Republicans from the House and Senate unveiled their proposal last week for a “first step” toward the private accounts for Social Security advocated by the White House.
At a press conference in the Capitol, House Ways and Means Social Security subcommittee chairman Jim McCrery, R-La., explained his proposal, the Growing Real Ownership for Workers, or GROW Accounts Act, along with subcommittee members Clay Shaw, R-Fla., Sam Johnson, R-Texas, and Paul Ryan, R-Wis.
Shaw said that the bill likely would be folded into a broader retirement bill, which he said would “hopefully” be taken up by the House “before the July 4th recess, and almost certainly by the August recess.”
That is important for insurers, who want to use the Social Security bill as a vehicle for inclusion of provisions that would allow them to sell new products.
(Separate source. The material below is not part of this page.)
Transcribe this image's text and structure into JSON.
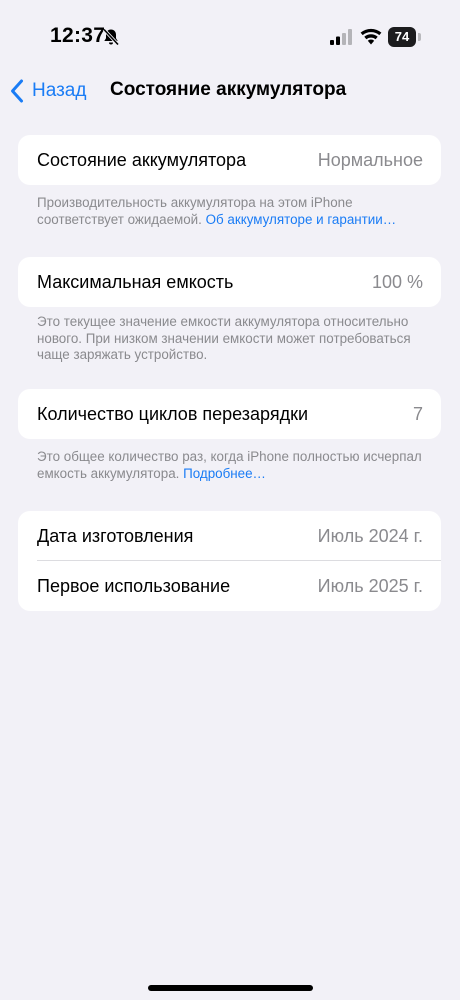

These include something dubbed “the paycheck for life,” which would provide retirees up to $20,000 tax-free through an annuity that provided them with a monthly payout after retirement.
Another provision would allow for inside buildup in long term care products and allow owners of annuities to switch their inside buildup into an LTC, among other products. Another proposed provision calls for automatic signup in a 401(k) plan upon employment.
Under the bill as introduced by the four Republicans, Social Security private accounts would be created for all workers under the age of 55, unless they choose not to participate. The Social Security surplus then would be apportioned to these accounts, averaging to approximately 2% of payroll tax per individual, and invested in no-risk, marketable Treasury securities. These Treasury bonds, McCrery stressed, “will have their names on them,” and can be inherited should the workers die. Upon retirement, the account balance would be used to help fund the worker’s Social Security benefit. The accounts will be managed by an independent board established under the legislation, which also would be charged with submitting a plan to Congress in January 2009 that would allow workers to invest their accounts in other, low-risk options.
“This bill will provide future retirees with fully inheritable Social Security accounts that can’t be spent by Congress, ensuring that taxes paid into Social Security are used for Social Security,” said McCrery.
Additionally, Shaw challenged Democrats to support the measure, “if they have any desire at all to address the problems with Social Security,” a theme that was echoed by others.